◆ **Prompt**
Search the records for lines with the word "though" and copy each match.

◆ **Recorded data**
□ □ □
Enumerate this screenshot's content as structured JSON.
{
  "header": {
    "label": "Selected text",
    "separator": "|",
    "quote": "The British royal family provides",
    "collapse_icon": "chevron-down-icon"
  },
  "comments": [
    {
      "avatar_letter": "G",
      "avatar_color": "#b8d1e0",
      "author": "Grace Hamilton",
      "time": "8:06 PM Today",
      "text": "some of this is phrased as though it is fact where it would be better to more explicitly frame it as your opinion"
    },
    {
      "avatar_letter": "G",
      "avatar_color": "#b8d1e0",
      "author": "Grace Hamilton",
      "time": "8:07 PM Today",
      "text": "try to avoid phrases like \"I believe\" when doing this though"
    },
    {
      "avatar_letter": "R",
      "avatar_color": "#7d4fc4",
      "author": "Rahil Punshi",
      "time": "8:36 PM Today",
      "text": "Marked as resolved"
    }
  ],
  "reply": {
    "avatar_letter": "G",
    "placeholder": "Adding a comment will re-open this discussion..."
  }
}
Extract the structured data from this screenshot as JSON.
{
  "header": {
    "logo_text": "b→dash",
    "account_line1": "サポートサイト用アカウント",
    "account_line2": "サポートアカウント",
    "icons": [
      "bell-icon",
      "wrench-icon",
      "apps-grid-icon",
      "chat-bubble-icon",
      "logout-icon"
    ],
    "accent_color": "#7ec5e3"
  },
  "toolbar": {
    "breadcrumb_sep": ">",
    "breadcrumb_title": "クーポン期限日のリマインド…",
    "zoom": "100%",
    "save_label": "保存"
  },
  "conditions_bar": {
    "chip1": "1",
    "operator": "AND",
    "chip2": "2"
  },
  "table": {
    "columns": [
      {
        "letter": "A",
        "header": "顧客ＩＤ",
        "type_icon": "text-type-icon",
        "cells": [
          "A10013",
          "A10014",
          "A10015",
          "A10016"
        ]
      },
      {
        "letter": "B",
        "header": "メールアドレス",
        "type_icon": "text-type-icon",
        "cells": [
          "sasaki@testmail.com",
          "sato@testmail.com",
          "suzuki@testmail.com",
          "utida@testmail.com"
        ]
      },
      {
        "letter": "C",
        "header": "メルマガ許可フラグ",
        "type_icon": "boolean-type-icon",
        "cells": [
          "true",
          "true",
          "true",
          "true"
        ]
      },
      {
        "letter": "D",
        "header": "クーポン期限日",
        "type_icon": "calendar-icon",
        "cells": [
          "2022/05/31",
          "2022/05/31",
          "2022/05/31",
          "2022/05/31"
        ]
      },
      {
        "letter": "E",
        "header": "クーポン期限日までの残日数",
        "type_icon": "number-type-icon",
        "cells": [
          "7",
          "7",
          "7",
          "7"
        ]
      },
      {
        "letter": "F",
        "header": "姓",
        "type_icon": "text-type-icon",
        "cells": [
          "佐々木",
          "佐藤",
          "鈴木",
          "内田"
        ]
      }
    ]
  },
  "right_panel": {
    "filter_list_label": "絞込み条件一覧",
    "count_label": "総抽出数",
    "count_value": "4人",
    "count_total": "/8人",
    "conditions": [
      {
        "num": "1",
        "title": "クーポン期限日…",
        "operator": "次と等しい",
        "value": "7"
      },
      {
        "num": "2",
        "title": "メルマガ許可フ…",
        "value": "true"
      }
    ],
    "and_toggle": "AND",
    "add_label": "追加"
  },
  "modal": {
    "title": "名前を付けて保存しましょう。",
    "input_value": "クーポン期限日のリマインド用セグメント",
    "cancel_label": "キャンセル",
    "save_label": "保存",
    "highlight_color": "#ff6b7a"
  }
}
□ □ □
◆ **Response**
      "text": "some of this is phrased as though it is fact where it would be better to more explicitly frame it as your opinion"
      "text": "try to avoid phrases like \"I believe\" when doing this though"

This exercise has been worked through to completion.